Their findings relate specifically to people aged 70 or more years.
They also found that seniors whose diets are high in protein and fat are less likely to develop cognitive impairment.
Most studies have mentioned low carb and high protein diets as the best to keep the weight off, but hardly any have focused on how it affects cognition.
Co-author, Rosebud Roberts, M.B., Ch.B., explained that a well-balanced or well-rounded diet is what really matters for overall physical and mental health.
Dr. Roberts said:
“We think it’s important that you eat a healthy balance of protein, carbohydrates and fat, because each of these nutrients has an important role in the body.”
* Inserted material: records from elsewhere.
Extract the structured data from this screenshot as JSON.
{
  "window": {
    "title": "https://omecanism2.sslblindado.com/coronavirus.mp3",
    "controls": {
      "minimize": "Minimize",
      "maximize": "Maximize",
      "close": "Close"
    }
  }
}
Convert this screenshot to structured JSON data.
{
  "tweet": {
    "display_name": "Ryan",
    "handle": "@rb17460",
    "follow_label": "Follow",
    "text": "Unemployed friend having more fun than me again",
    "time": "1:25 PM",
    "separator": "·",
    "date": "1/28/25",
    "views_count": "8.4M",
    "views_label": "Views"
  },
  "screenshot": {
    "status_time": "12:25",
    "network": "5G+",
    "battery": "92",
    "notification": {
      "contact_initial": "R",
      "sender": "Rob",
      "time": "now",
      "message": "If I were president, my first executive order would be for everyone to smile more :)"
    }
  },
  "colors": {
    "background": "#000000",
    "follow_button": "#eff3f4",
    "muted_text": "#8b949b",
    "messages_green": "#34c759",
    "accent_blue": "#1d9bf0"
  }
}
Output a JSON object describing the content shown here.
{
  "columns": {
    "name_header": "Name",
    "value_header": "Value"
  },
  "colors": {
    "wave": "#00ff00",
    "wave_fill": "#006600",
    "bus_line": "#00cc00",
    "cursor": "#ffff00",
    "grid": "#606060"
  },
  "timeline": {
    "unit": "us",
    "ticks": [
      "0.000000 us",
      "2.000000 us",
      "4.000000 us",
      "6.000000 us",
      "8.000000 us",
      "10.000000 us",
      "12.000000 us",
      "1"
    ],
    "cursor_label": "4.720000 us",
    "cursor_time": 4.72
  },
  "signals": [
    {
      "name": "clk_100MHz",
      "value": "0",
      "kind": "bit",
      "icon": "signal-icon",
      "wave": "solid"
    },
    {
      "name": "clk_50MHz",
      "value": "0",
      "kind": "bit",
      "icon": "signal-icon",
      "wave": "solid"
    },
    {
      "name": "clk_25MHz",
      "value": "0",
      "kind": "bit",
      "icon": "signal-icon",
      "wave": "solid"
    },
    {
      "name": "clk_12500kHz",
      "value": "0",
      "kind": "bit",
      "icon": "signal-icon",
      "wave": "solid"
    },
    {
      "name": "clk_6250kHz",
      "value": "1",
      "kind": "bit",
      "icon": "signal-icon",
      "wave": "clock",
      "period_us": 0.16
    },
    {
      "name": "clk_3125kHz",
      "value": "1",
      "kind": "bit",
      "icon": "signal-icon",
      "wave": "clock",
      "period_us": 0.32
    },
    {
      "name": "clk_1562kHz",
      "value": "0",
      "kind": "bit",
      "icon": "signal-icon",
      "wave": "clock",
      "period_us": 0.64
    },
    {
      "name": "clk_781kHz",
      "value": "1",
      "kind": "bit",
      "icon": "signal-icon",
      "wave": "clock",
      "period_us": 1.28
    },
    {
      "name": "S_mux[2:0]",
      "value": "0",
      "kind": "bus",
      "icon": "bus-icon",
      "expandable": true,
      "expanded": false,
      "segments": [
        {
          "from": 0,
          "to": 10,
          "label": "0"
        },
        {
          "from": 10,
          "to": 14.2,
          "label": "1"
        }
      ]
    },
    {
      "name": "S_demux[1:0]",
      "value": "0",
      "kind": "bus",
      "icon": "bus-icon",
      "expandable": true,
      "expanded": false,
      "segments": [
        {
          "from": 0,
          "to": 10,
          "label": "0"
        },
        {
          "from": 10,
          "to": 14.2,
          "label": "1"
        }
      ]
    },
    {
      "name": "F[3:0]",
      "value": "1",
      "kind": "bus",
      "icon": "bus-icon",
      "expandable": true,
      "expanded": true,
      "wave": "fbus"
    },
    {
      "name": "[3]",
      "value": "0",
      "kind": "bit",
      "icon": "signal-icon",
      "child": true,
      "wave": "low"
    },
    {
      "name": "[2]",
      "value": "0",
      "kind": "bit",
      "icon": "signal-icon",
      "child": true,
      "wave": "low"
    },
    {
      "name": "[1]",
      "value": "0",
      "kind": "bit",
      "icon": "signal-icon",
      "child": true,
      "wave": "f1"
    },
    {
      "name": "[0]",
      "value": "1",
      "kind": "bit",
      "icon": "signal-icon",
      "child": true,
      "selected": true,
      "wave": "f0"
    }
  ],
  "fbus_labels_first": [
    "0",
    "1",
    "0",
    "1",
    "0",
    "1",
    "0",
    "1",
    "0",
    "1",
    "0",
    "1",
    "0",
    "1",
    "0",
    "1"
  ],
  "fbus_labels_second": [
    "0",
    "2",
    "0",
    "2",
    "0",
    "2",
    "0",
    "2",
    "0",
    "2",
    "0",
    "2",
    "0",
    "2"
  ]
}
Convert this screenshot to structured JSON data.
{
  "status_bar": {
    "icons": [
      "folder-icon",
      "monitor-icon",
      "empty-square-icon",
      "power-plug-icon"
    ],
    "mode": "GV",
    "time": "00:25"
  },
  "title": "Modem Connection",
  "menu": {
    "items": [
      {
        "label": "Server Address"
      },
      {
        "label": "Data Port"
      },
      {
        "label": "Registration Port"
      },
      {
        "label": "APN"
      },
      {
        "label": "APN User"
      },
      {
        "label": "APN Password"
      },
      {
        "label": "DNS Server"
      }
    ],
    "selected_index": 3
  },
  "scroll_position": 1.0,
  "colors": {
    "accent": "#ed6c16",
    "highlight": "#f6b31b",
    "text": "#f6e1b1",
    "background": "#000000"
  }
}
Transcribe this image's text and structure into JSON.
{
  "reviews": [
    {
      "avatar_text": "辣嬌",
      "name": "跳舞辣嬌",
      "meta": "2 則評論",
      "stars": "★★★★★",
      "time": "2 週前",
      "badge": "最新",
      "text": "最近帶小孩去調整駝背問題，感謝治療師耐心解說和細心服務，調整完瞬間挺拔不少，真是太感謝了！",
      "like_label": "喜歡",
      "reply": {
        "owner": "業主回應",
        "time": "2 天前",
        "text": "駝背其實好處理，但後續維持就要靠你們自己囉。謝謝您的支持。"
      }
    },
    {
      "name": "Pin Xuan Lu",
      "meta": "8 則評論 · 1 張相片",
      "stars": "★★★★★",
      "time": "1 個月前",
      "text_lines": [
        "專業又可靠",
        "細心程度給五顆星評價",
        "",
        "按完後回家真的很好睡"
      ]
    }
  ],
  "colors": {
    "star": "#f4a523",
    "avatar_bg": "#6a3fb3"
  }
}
Dr. Roberts and team followed 1,230 people aged between 70 and 89 years who reported on their eating habits during the previous twelve months. At the beginning of the study their cognitive function was assessed by an expert panel of doctors, nurses and neuropsychologists. Only approximately 940 of them showed no signs of cognitive impairment; they were asked to come back for further evaluations.
By year 4 of the study, 200 of the 940 started to show signs of mild cognitive impairment, with deficits in language, memory, thinking and judgment.
The researchers found that:
- The highest carbohydrate eaters had a 1.9 times higher risk of mild cognitive impairment than the participants who ate the fewest carbs.
- The highest sugar consumers had a 1.5 times higher risk of cognitive impairment compared to the lowest consumers.
- The participants with the highest fat intake had a 42% lower risk of developing cognitive impairment compared to the lowest fat eaters.
- The highest protein consumers had a 21% lower chance of developing dementia compared to the lowest consumers of protein.
- When taking into account fat and protein intake, the highest carb eaters had a 3.6 times higher chance of developing mild cognitive impairment.
Dr. Roberts said:
“A high carbohydrate intake could be bad for you because carbohydrates impact your glucose and insulin metabolism. Sugar fuels the brain — so moderate intake is good. However, high levels of sugar may actually prevent the brain from using the sugar — similar to what we see with type 2 diabetes.”
Mild cognitive impairment, also known as MCI, is a brain disorder which affects a person’s ability to think, concentrate, reason, remember and formulate ideas. It is not a learning disability, which occurs early in life – MCI is acquired later on.
A person with mild cognitive impairment is usually able to function independently in everyday activities, but may have trouble remembering things, such as the names of people they have recently met, following the flow of a conversation may be harder than before. People with MIT typically forget where they left things.
Those who become aware of this may try to adjust by keeping notes and ticking things off on a calendar. For a diagnosis of MCI to be reached, the patient must be able to perform all his/her daily activities successfully, without more help then they previously required.
MCI is not dementia. People with dementia have deficits that have progressed more, to such a point that they cannot function independently. A large proportion of people with MCI are eventually diagnosed with Alzheimer’s disease some years later.
Written by Christian Nordqvist